Casino Pier and Funtown Pier (partially located within both Seaside Heights and neighboring Seaside Park) are amusement parks, each situated on a pier extending approximately 300 feet (100 m) into the Atlantic Ocean. Each of the two piers are part of a boardwalk that stretches for 2 miles (3.2 km) and offers many family-friendly attractions ranging from arcades, to games of chance, to beaches, and to the wide variety of foods and desserts, all within walking distance. Breakwater Beach (formerly known as Water Works) is a water park situated across the street from Casino Pier.
Roads and highways
As of May 2010[update], the borough had a total of 12.52 miles (20.15 km) of roadways, of which 5.20 miles (8.37 km) were maintained by the municipality, 6.39 miles (10.28 km) by Ocean County and 0.93 miles (1.50 km) by the New Jersey Department of Transportation.
Route 35 and Route 37 both pass through Seaside Heights, intersecting at the Pelican Island approach to the Thomas A. Mathis and J. Stanley Tunney Bridges. Route 35 runs up the coast to Point Pleasant and points north and south to Seaside Park and Island Beach State Park. Route 37 crosses the Thomas A. Mathis and J. Stanley Tunney Bridges and heads west through Toms River to intersect the Garden State Parkway at exit 82.
NJ Transit provides seasonal bus service in Seaside Heights on the 137 route to the Port Authority Bus Terminal in Midtown Manhattan and to Pennsylvania Station in Newark and the Journal Square Transportation Center in Jersey City on the 67 line.
Ocean Ride local service is provided on the OC10 Toms River Connection route.
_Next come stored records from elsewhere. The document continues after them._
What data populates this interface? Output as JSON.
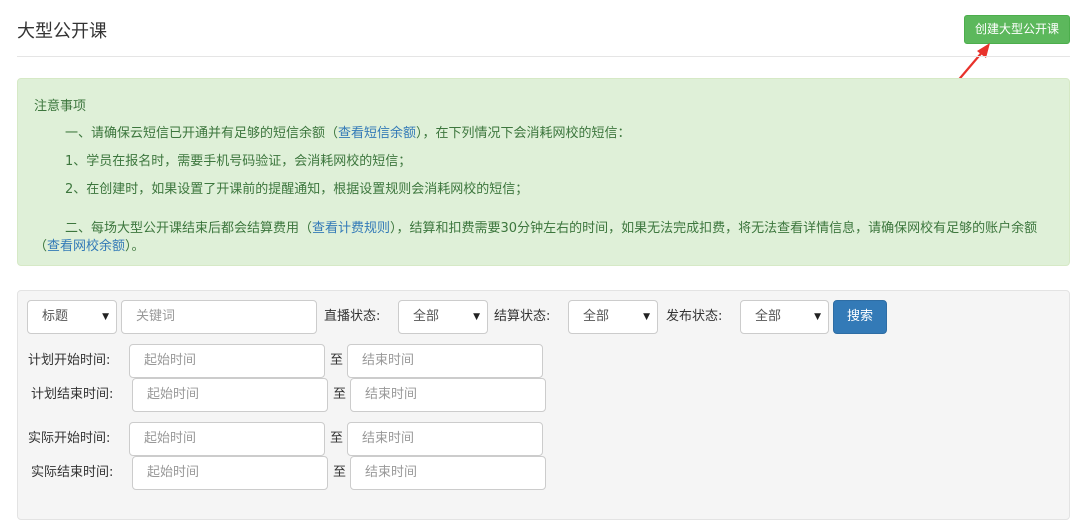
{
  "page": {
    "title": "大型公开课",
    "create_button": "创建大型公开课"
  },
  "notice": {
    "title": "注意事项",
    "line1_pre": "一、请确保云短信已开通并有足够的短信余额（",
    "line1_link": "查看短信余额",
    "line1_post": "），在下列情况下会消耗网校的短信：",
    "line2": "1、学员在报名时，需要手机号码验证，会消耗网校的短信；",
    "line3": "2、在创建时，如果设置了开课前的提醒通知，根据设置规则会消耗网校的短信；",
    "line4_pre": "二、每场大型公开课结束后都会结算费用（",
    "line4_link1": "查看计费规则",
    "line4_mid": "），结算和扣费需要30分钟左右的时间，如果无法完成扣费，将无法查看详情信息，请确保网校有足够的账户余额（",
    "line4_link2": "查看网校余额",
    "line4_post": "）。"
  },
  "filter": {
    "field_select": "标题",
    "keyword_placeholder": "关键词",
    "live_status_label": "直播状态:",
    "live_status_value": "全部",
    "settle_status_label": "结算状态:",
    "settle_status_value": "全部",
    "publish_status_label": "发布状态:",
    "publish_status_value": "全部",
    "search_button": "搜索",
    "to": "至",
    "start_placeholder": "起始时间",
    "end_placeholder": "结束时间",
    "plan_start_label": "计划开始时间:",
    "plan_end_label": "计划结束时间:",
    "actual_start_label": "实际开始时间:",
    "actual_end_label": "实际结束时间:"
  },
  "icons": {
    "caret": "caret-down-icon",
    "annotation": "red-arrow-annotation"
  },
  "colors": {
    "success": "#5cb85c",
    "primary": "#337ab7",
    "notice_bg": "#dff0d8",
    "arrow": "#e8322b"
  }
}
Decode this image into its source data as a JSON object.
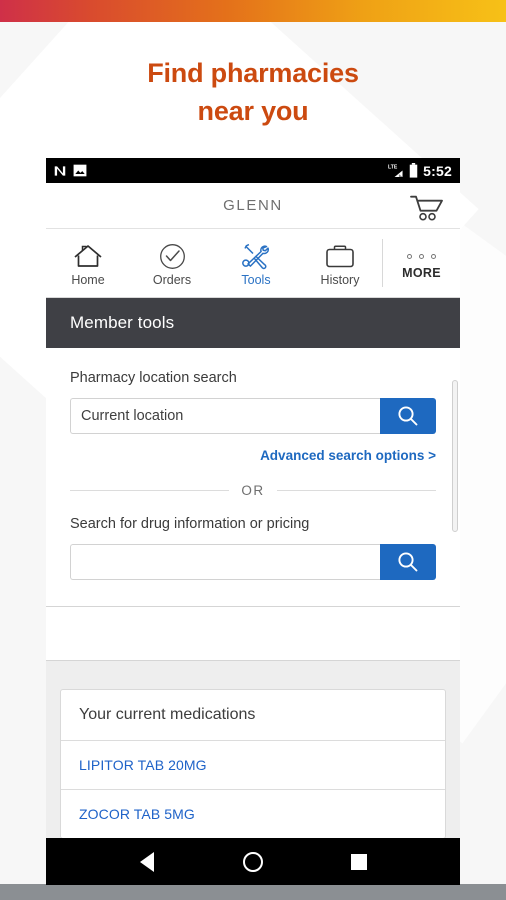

Seaside Heights was the setting for MTV's reality TV series Jersey Shore. The first season of Jersey Shore was filmed in Seaside Heights and Toms River during August 2009. The show's third season was also filmed in Seaside Heights, during July, August, and September 2010. After New York City officials nixed MTV's plans to hold a "Snooki Drop" at its studios in Times Square alongside the square's own ball drop, the event was moved to Seaside Heights. The show returned to Seaside Heights for its fifth season, which wrapped filming on August 2, 2011 and began airing in January 2012.
Prior to Jersey Shore, the town was also the setting of MTV's True Life: I Have A Summer Share, which was filmed in Seaside Heights, as was MTV's True Life: I'm a Jersey Shore Girl from 2004, which was one of the network's first stories of guidettes looking for the perfect guido. Additionally, the MTV summer beach house was located in Seaside Heights for many summers in the early 2000s.
In 1985, New Jersey rock band Bon Jovi filmed most of their music video for the song "In and Out of Love" in Seaside Heights, mainly on the boardwalk.
Portions of the 2006 movie Artie Lange's Beer League were filmed in Seaside Heights.
The ABC soap opera One Life to Live filmed a portion of its 2008 storyline in Seaside Heights, mainly on the beach and boardwalk.
Seaside Heights, New Jersey Facts for Kids. Kiddle Encyclopedia.